Champions have trained themselves to react in the heat of a game, concert, or competition and does what is needed without having to take out a handbook, ask for advice, or look up an answer. Their practice and training have taught their mind and body what to do in the pressure of the moment.
When a champion is learning proper technique at first it is a very mechanical and thoughtful process. Do ‘A’, then ‘B’ and you will likely get ‘C’. Speed in action comes from knowing exactly what to do on a deeper subconscious level. Once you know the right thing to do in your professional field the only thing left to do is to get really good at doing the right thing over and over with discipline, perseverance, and many times faster than your opponent.
Habits are created only after knowing what you want to do habitually to move you toward your goals of being the best. New traders must first learn what they need to do in order to be profitable. The first step is to know the right questions to ask to get on the road to profitability. Building up their comprehension and vocabulary to understand what traders are talking about is a learning curve. Trading methods, trading systems, trading plans, risk/reward ratios, win rates, letting winners run and cutting losers short can sound mysterious to new comers to the financial markets.
All traders have to find their own edge over other market participants. There is a buyer for every seller on every trade. The person on the other side of your trade thinks they are right and you are wrong. They think they are making the right decision at the same time you are. The quickest edges that a trader can develop is to first study and do homework and learn about what works and what does not work in trading the markets. So few market participants actually do any research before they start their buying and selling that you can beat the majority by simply doing some homework on price history, the psychology of the market and its participants, and how the math works for creating long term profitability. The habit of learning every day through chart studies, back testing price patterns, interacting with experienced traders, and reading great trading material is one of the very best habits a new trader can develop. Traders need to develop the habit of wanting to be better today than they were yesterday and even better tomorrow than they were today. Growth comes from work not leisure. We will only get out of trading what we put into it, there are no easy short cuts only short paths to learning what you need to know.
The second way to give you an advantage over others is to trade in a disciplined matter with a trading system and a set of rules. Most traders are trading based on their own predictions, opinions, and emotions. Emotions, egos, and predictions may be the very worst trading signals and market timing indicators. This is the very reason that market price action is so counterintuitive. The very best signals of buying dips into key long term support areas and entering trades on breakouts of price ranges are the very things that traders find difficult to do as they believe that the support will not hold at a time of maximum fear and that a breakout entry is buying too high or selling too low at the beginning of a trend.

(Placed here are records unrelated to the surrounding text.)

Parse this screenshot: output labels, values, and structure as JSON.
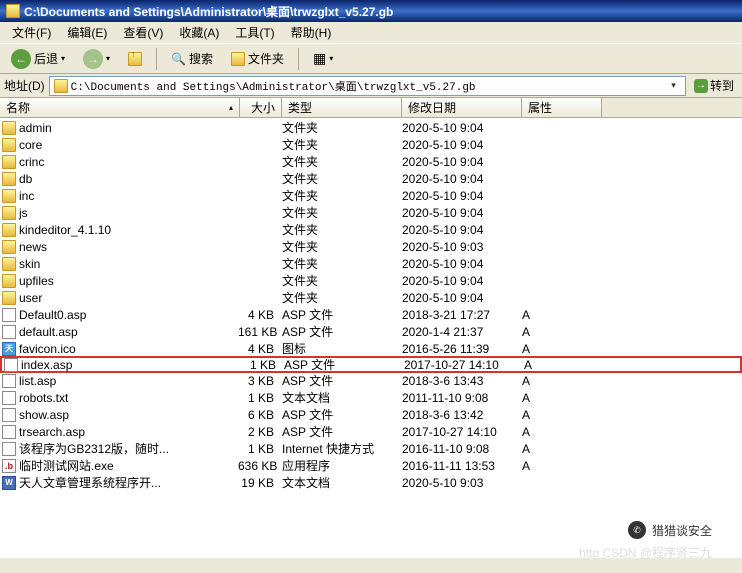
{
  "title": "C:\\Documents and Settings\\Administrator\\桌面\\trwzglxt_v5.27.gb",
  "menu": {
    "file": "文件(F)",
    "edit": "编辑(E)",
    "view": "查看(V)",
    "fav": "收藏(A)",
    "tools": "工具(T)",
    "help": "帮助(H)"
  },
  "toolbar": {
    "back": "后退",
    "search": "搜索",
    "folders": "文件夹"
  },
  "address": {
    "label": "地址(D)",
    "path": "C:\\Documents and Settings\\Administrator\\桌面\\trwzglxt_v5.27.gb",
    "go": "转到"
  },
  "columns": {
    "name": "名称",
    "size": "大小",
    "type": "类型",
    "date": "修改日期",
    "attr": "属性"
  },
  "files": [
    {
      "icon": "folder",
      "name": "admin",
      "size": "",
      "type": "文件夹",
      "date": "2020-5-10 9:04",
      "attr": ""
    },
    {
      "icon": "folder",
      "name": "core",
      "size": "",
      "type": "文件夹",
      "date": "2020-5-10 9:04",
      "attr": ""
    },
    {
      "icon": "folder",
      "name": "crinc",
      "size": "",
      "type": "文件夹",
      "date": "2020-5-10 9:04",
      "attr": ""
    },
    {
      "icon": "folder",
      "name": "db",
      "size": "",
      "type": "文件夹",
      "date": "2020-5-10 9:04",
      "attr": ""
    },
    {
      "icon": "folder",
      "name": "inc",
      "size": "",
      "type": "文件夹",
      "date": "2020-5-10 9:04",
      "attr": ""
    },
    {
      "icon": "folder",
      "name": "js",
      "size": "",
      "type": "文件夹",
      "date": "2020-5-10 9:04",
      "attr": ""
    },
    {
      "icon": "folder",
      "name": "kindeditor_4.1.10",
      "size": "",
      "type": "文件夹",
      "date": "2020-5-10 9:04",
      "attr": ""
    },
    {
      "icon": "folder",
      "name": "news",
      "size": "",
      "type": "文件夹",
      "date": "2020-5-10 9:03",
      "attr": ""
    },
    {
      "icon": "folder",
      "name": "skin",
      "size": "",
      "type": "文件夹",
      "date": "2020-5-10 9:04",
      "attr": ""
    },
    {
      "icon": "folder",
      "name": "upfiles",
      "size": "",
      "type": "文件夹",
      "date": "2020-5-10 9:04",
      "attr": ""
    },
    {
      "icon": "folder",
      "name": "user",
      "size": "",
      "type": "文件夹",
      "date": "2020-5-10 9:04",
      "attr": ""
    },
    {
      "icon": "asp",
      "name": "Default0.asp",
      "size": "4 KB",
      "type": "ASP 文件",
      "date": "2018-3-21 17:27",
      "attr": "A"
    },
    {
      "icon": "asp",
      "name": "default.asp",
      "size": "161 KB",
      "type": "ASP 文件",
      "date": "2020-1-4 21:37",
      "attr": "A"
    },
    {
      "icon": "ico",
      "name": "favicon.ico",
      "size": "4 KB",
      "type": "图标",
      "date": "2016-5-26 11:39",
      "attr": "A"
    },
    {
      "icon": "asp",
      "name": "index.asp",
      "size": "1 KB",
      "type": "ASP 文件",
      "date": "2017-10-27 14:10",
      "attr": "A",
      "hl": true
    },
    {
      "icon": "asp",
      "name": "list.asp",
      "size": "3 KB",
      "type": "ASP 文件",
      "date": "2018-3-6 13:43",
      "attr": "A"
    },
    {
      "icon": "txt",
      "name": "robots.txt",
      "size": "1 KB",
      "type": "文本文档",
      "date": "2011-11-10 9:08",
      "attr": "A"
    },
    {
      "icon": "asp",
      "name": "show.asp",
      "size": "6 KB",
      "type": "ASP 文件",
      "date": "2018-3-6 13:42",
      "attr": "A"
    },
    {
      "icon": "asp",
      "name": "trsearch.asp",
      "size": "2 KB",
      "type": "ASP 文件",
      "date": "2017-10-27 14:10",
      "attr": "A"
    },
    {
      "icon": "lnk",
      "name": "该程序为GB2312版，随时...",
      "size": "1 KB",
      "type": "Internet 快捷方式",
      "date": "2016-11-10 9:08",
      "attr": "A"
    },
    {
      "icon": "exe",
      "name": "临时测试网站.exe",
      "size": "636 KB",
      "type": "应用程序",
      "date": "2016-11-11 13:53",
      "attr": "A"
    },
    {
      "icon": "doc",
      "name": "天人文章管理系统程序开...",
      "size": "19 KB",
      "type": "文本文档",
      "date": "2020-5-10 9:03",
      "attr": ""
    }
  ],
  "watermark1": "http CSDN @程序贤三九",
  "watermark2": "猎猎谈安全"
}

Trading rules help you take a more scientific approach to your trading; replacing your opinions with trade signals, your ego with position sizing, and your emotions with a trading plan. Once you have the right set of rules and follow them for a long enough period of time they will slowly become part of your trading personality and style. You will eventually rememorize them and follow them on a subconscious level. Your rules will eventually become second nature and it will be even uncomfortable to break them. Your trading rules are meant to keep you safe from making bad decisions in the moment due to your ego, fear, and greed. The goal is to make your trading rules more powerful than your impulses to make bad decisions with your trades during market hours. You want your logical and rational mind to write the trading rules when the market is closed that your emotions and ego have to follow while the markets are open. Better decisions and plans are generally made before prices start streaming up and down and real money starts to evaporate and grow. You want your trading decisions made with logic and reason in a neutral environment not by the fight or flight response in the heat of danger or profits.
Once you have learned the right questions to ask to be a profitable trader and written your rules based on the answers you found you follow them until they have stopped being just rules and are now your trading habits.

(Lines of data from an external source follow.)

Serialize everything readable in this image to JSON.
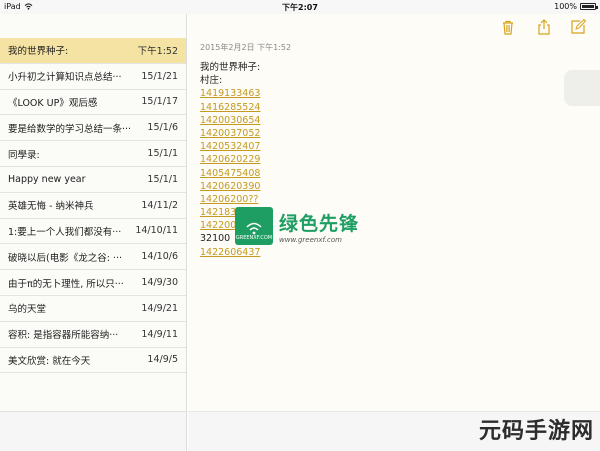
{
  "status_bar": {
    "device": "iPad",
    "time": "下午2:07",
    "battery": "100%"
  },
  "notes": [
    {
      "title": "我的世界种子:",
      "date": "下午1:52",
      "selected": true
    },
    {
      "title": "小升初之计算知识点总结···",
      "date": "15/1/21"
    },
    {
      "title": "《LOOK UP》观后感",
      "date": "15/1/17"
    },
    {
      "title": "要是给数学的学习总结一条···",
      "date": "15/1/6"
    },
    {
      "title": "同學录:",
      "date": "15/1/1"
    },
    {
      "title": "Happy new year",
      "date": "15/1/1"
    },
    {
      "title": "英雄无悔 - 纳米神兵",
      "date": "14/11/2"
    },
    {
      "title": "1:要上一个人我们都没有···",
      "date": "14/10/11"
    },
    {
      "title": "破晓以后(电影《龙之谷: ···",
      "date": "14/10/6"
    },
    {
      "title": "由于π的无卜理性, 所以只···",
      "date": "14/9/30"
    },
    {
      "title": "乌的天堂",
      "date": "14/9/21"
    },
    {
      "title": "容积: 是指容器所能容纳···",
      "date": "14/9/11"
    },
    {
      "title": "美文欣赏: 就在今天",
      "date": "14/9/5"
    }
  ],
  "toolbar": {
    "trash": "trash-icon",
    "share": "share-icon",
    "compose": "compose-icon"
  },
  "note": {
    "timestamp": "2015年2月2日 下午1:52",
    "lines": [
      {
        "text": "我的世界种子:",
        "link": false
      },
      {
        "text": "村庄:",
        "link": false
      },
      {
        "text": "1419133463",
        "link": true
      },
      {
        "text": "1416285524",
        "link": true
      },
      {
        "text": "1420030654",
        "link": true
      },
      {
        "text": "1420037052",
        "link": true
      },
      {
        "text": "1420532407",
        "link": true
      },
      {
        "text": "1420620229",
        "link": true
      },
      {
        "text": "1405475408",
        "link": true
      },
      {
        "text": "1420620390",
        "link": true
      },
      {
        "text": "14206200??",
        "link": true
      },
      {
        "text": "142183",
        "link": true
      },
      {
        "text": "142200",
        "link": true
      },
      {
        "text": "32100",
        "link": false
      },
      {
        "text": "1422606437",
        "link": true
      }
    ]
  },
  "watermark_center": {
    "logo_text": "GREENXF.COM",
    "title": "绿色先锋",
    "url": "www.greenxf.com"
  },
  "watermark_corner": {
    "text": "元码手游网"
  },
  "colors": {
    "selected_row": "#f5e3a3",
    "link": "#c49a20",
    "accent": "#d9a21a"
  }
}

First you quantify your trading system for entries, exits, position sizing, and risk exposure. Then you create rules for implementing your system. You write down all these rules. You will have rules for methodology, risk management, and psychology. One of the hardest things to do is to actually follow these rules in real time, it will surprise you that you will not want to take an entry out of fear and will not want to take an exit out of greed. Your ego will make you not want to take a loss because you want to prove you are right about a trade. Your trading plan has to be designed to give you rules to force you to cut losses, take quantified entry signals, and take profits when it is time.
While a trading journal is a teacher that teaches the trader about themselves a set of trading rules is a body guard that protects the trader from themselves. The goal is that one day your trading rules become your trading habits. That is the day you become a professional with the natural tendency to do the right thing in your trading without having to look at your rules because they simply became what you do.
This is an excerpt from my book, it is Rule #1 here are 38 more rules: Trading Habits: 39 Powerful Rules for Stock Market Profits
Steve Burns has been investing in the stock market successfully for over 20 years and has been an active trader for over 14 years. Steve developed eCourses and wrote books to help beginning traders survive their first year in the markets. Read this and more from Steve on his blog NewTraderU.